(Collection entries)
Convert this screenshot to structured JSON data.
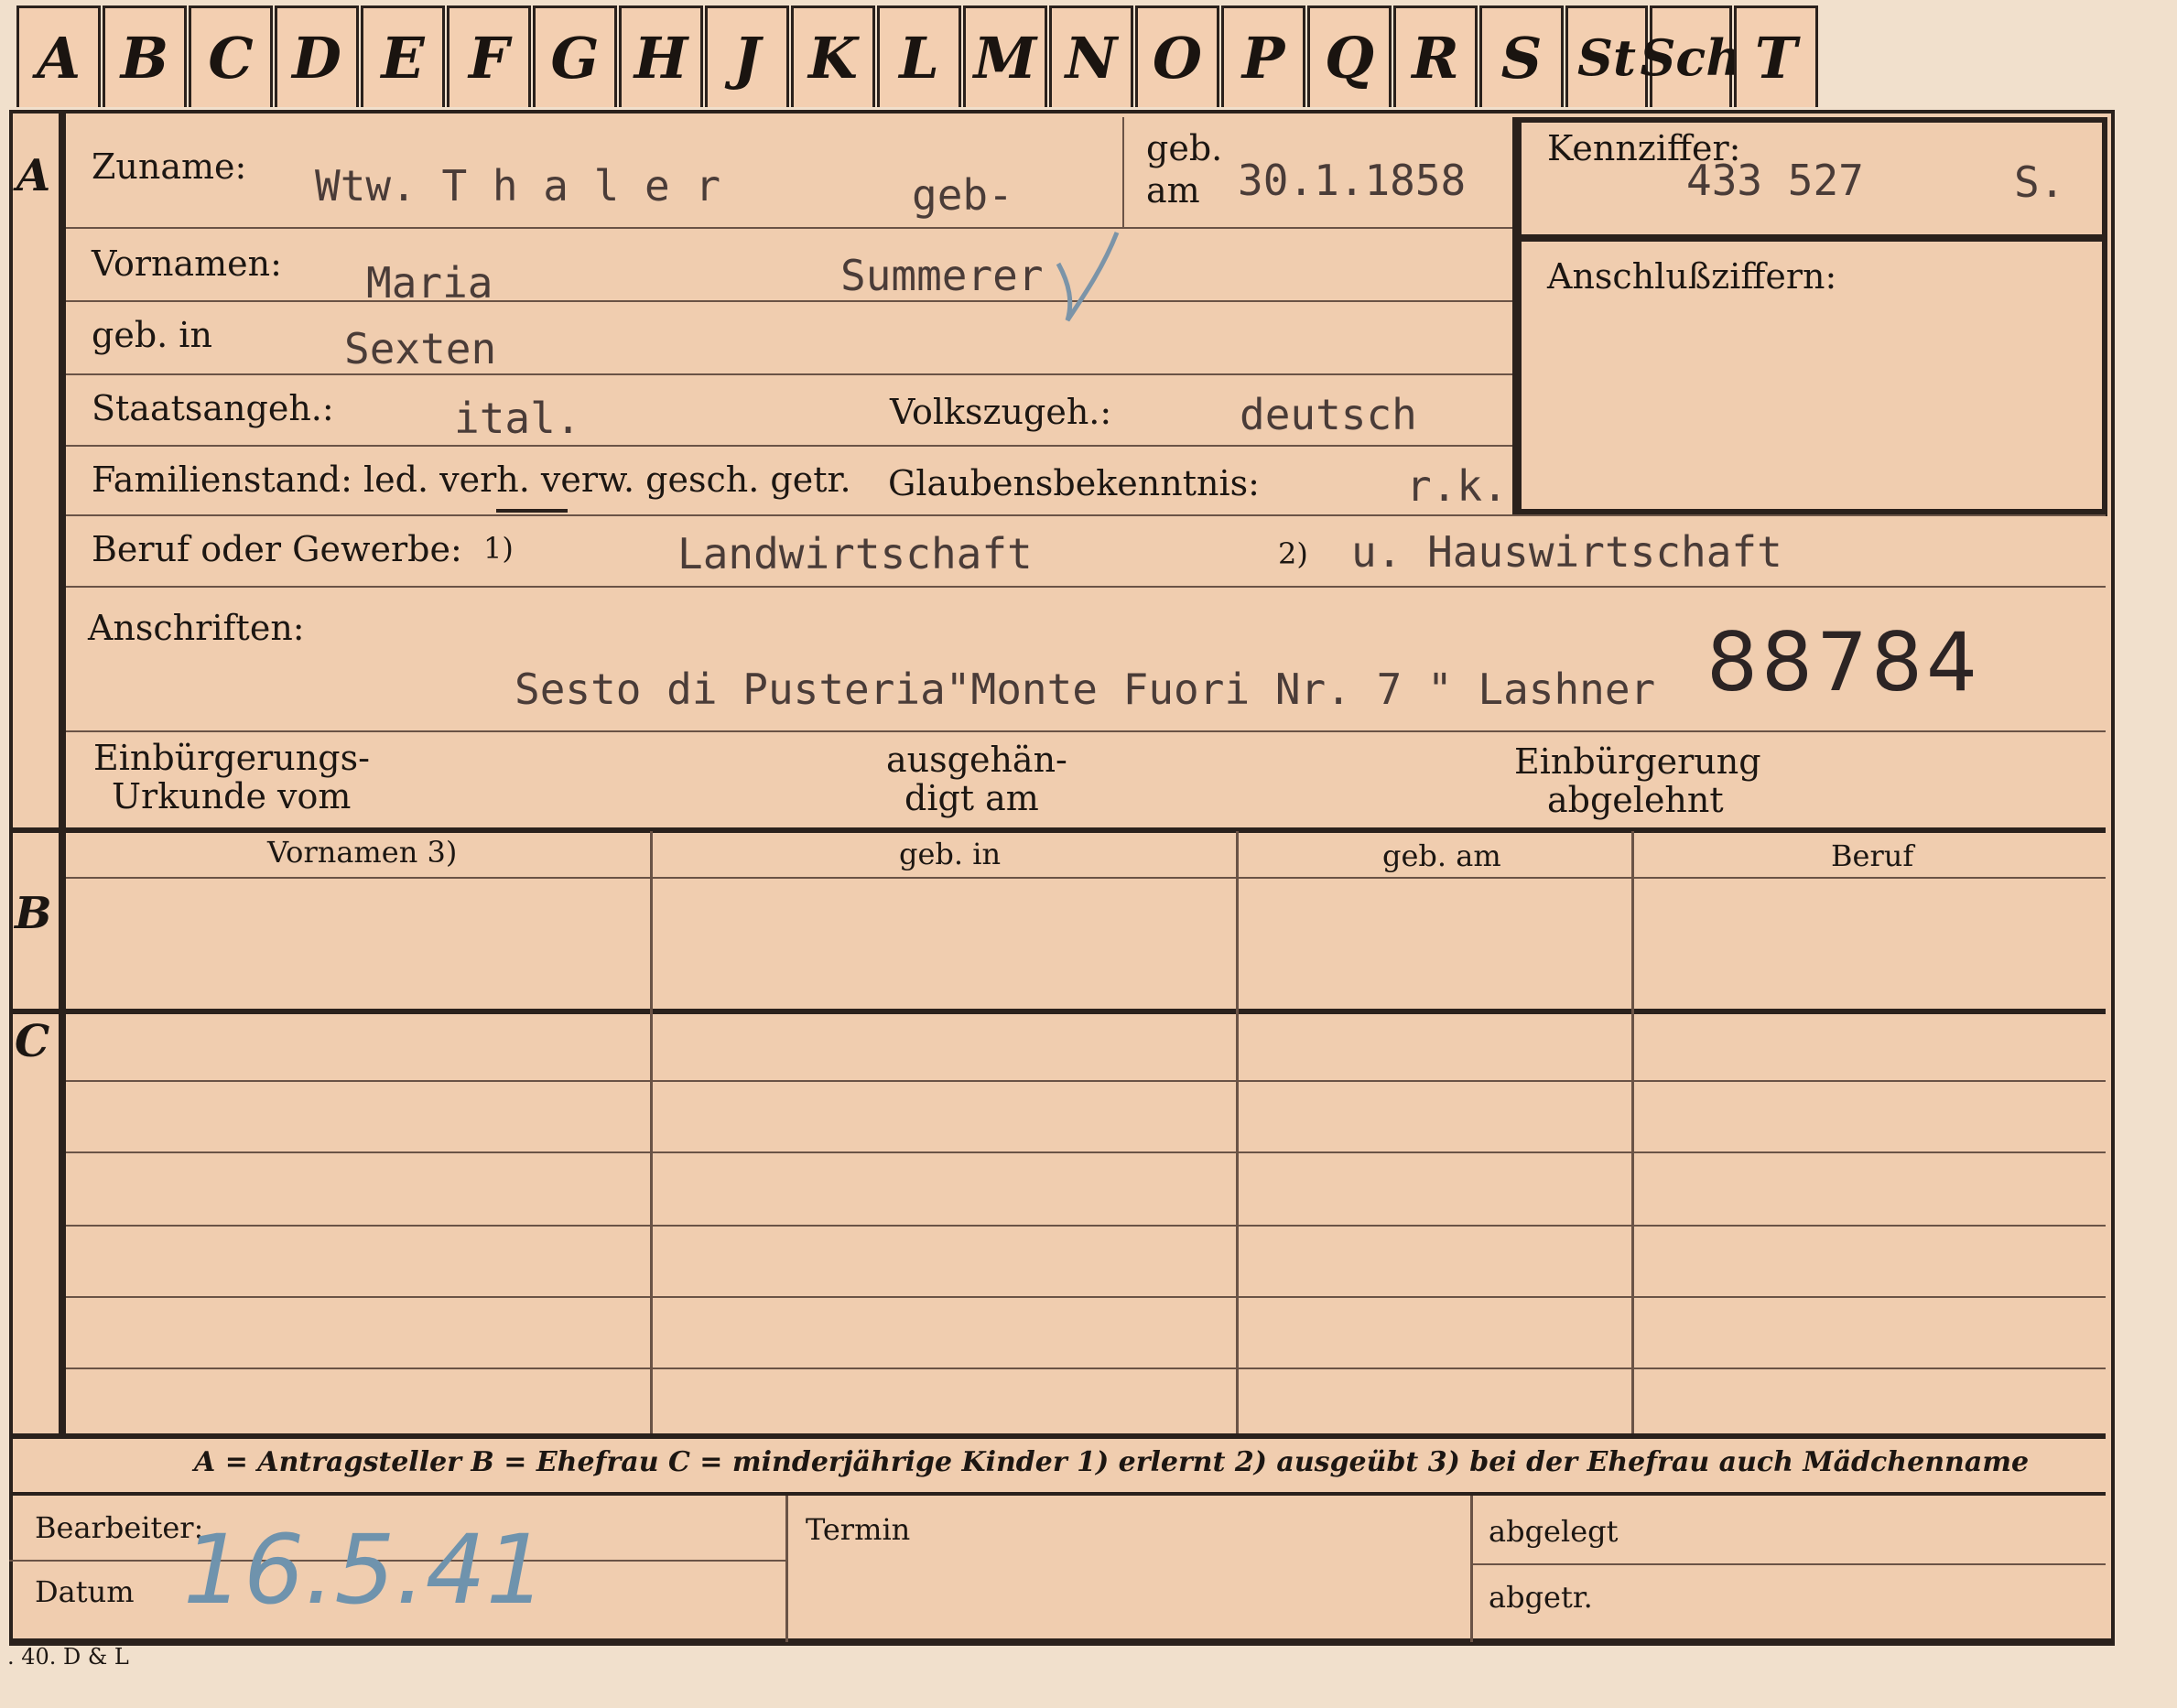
{
  "tabs": [
    "A",
    "B",
    "C",
    "D",
    "E",
    "F",
    "G",
    "H",
    "J",
    "K",
    "L",
    "M",
    "N",
    "O",
    "P",
    "Q",
    "R",
    "S",
    "St",
    "Sch",
    "T"
  ],
  "sections": {
    "a": "A",
    "b": "B",
    "c": "C"
  },
  "labels": {
    "zuname": "Zuname:",
    "geb_am_1": "geb.",
    "geb_am_2": "am",
    "kennziffer": "Kennziffer:",
    "vornamen": "Vornamen:",
    "anschlussziffern": "Anschlußziffern:",
    "geb_in": "geb. in",
    "staatsangeh": "Staatsangeh.:",
    "volkszugeh": "Volkszugeh.:",
    "familienstand": "Familienstand: led. verh. verw. gesch. getr.",
    "glaubensbekenntnis": "Glaubensbekenntnis:",
    "beruf": "Beruf oder Gewerbe:",
    "fn1": "1)",
    "fn2": "2)",
    "anschriften": "Anschriften:",
    "einb_urkunde_1": "Einbürgerungs-",
    "einb_urkunde_2": "Urkunde vom",
    "ausgehaendigt_1": "ausgehän-",
    "ausgehaendigt_2": "digt am",
    "einb_abgelehnt_1": "Einbürgerung",
    "einb_abgelehnt_2": "abgelehnt"
  },
  "values": {
    "zuname": "Wtw. T h a l e r",
    "geb_prefix": "geb-",
    "geb_am": "30.1.1858",
    "kennziffer": "433 527",
    "kennziffer_suffix": "S.",
    "vornamen": "Maria",
    "maiden_name": "Summerer",
    "geb_in": "Sexten",
    "staatsangeh": "ital.",
    "volkszugeh": "deutsch",
    "glaubensbekenntnis": "r.k.",
    "beruf_1": "Landwirtschaft",
    "beruf_2": "u. Hauswirtschaft",
    "anschrift": "Sesto di Pusteria\"Monte Fuori Nr. 7 \" Lashner",
    "stamp_number": "88784"
  },
  "table": {
    "headers": [
      "Vornamen 3)",
      "geb. in",
      "geb. am",
      "Beruf"
    ]
  },
  "legend": "A = Antragsteller   B = Ehefrau   C = minderjährige Kinder   1) erlernt   2) ausgeübt   3) bei der Ehefrau auch Mädchenname",
  "footer": {
    "bearbeiter": "Bearbeiter:",
    "datum": "Datum",
    "datum_value": "16.5.41",
    "termin": "Termin",
    "abgelegt": "abgelegt",
    "abgetr": "abgetr."
  },
  "print_code": ". 40. D & L"
}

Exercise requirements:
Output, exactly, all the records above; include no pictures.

Reply:
Convert this screenshot to structured JSON data.
{
  "tabs": [
    "A",
    "B",
    "C",
    "D",
    "E",
    "F",
    "G",
    "H",
    "J",
    "K",
    "L",
    "M",
    "N",
    "O",
    "P",
    "Q",
    "R",
    "S",
    "St",
    "Sch",
    "T"
  ],
  "sections": {
    "a": "A",
    "b": "B",
    "c": "C"
  },
  "labels": {
    "zuname": "Zuname:",
    "geb_am_1": "geb.",
    "geb_am_2": "am",
    "kennziffer": "Kennziffer:",
    "vornamen": "Vornamen:",
    "anschlussziffern": "Anschlußziffern:",
    "geb_in": "geb. in",
    "staatsangeh": "Staatsangeh.:",
    "volkszugeh": "Volkszugeh.:",
    "familienstand": "Familienstand: led. verh. verw. gesch. getr.",
    "glaubensbekenntnis": "Glaubensbekenntnis:",
    "beruf": "Beruf oder Gewerbe:",
    "fn1": "1)",
    "fn2": "2)",
    "anschriften": "Anschriften:",
    "einb_urkunde_1": "Einbürgerungs-",
    "einb_urkunde_2": "Urkunde vom",
    "ausgehaendigt_1": "ausgehän-",
    "ausgehaendigt_2": "digt am",
    "einb_abgelehnt_1": "Einbürgerung",
    "einb_abgelehnt_2": "abgelehnt"
  },
  "values": {
    "zuname": "Wtw. T h a l e r",
    "geb_prefix": "geb-",
    "geb_am": "30.1.1858",
    "kennziffer": "433 527",
    "kennziffer_suffix": "S.",
    "vornamen": "Maria",
    "maiden_name": "Summerer",
    "geb_in": "Sexten",
    "staatsangeh": "ital.",
    "volkszugeh": "deutsch",
    "glaubensbekenntnis": "r.k.",
    "beruf_1": "Landwirtschaft",
    "beruf_2": "u. Hauswirtschaft",
    "anschrift": "Sesto di Pusteria\"Monte Fuori Nr. 7 \" Lashner",
    "stamp_number": "88784"
  },
  "table": {
    "headers": [
      "Vornamen 3)",
      "geb. in",
      "geb. am",
      "Beruf"
    ]
  },
  "legend": "A = Antragsteller   B = Ehefrau   C = minderjährige Kinder   1) erlernt   2) ausgeübt   3) bei der Ehefrau auch Mädchenname",
  "footer": {
    "bearbeiter": "Bearbeiter:",
    "datum": "Datum",
    "datum_value": "16.5.41",
    "termin": "Termin",
    "abgelegt": "abgelegt",
    "abgetr": "abgetr."
  },
  "print_code": ". 40. D & L"
}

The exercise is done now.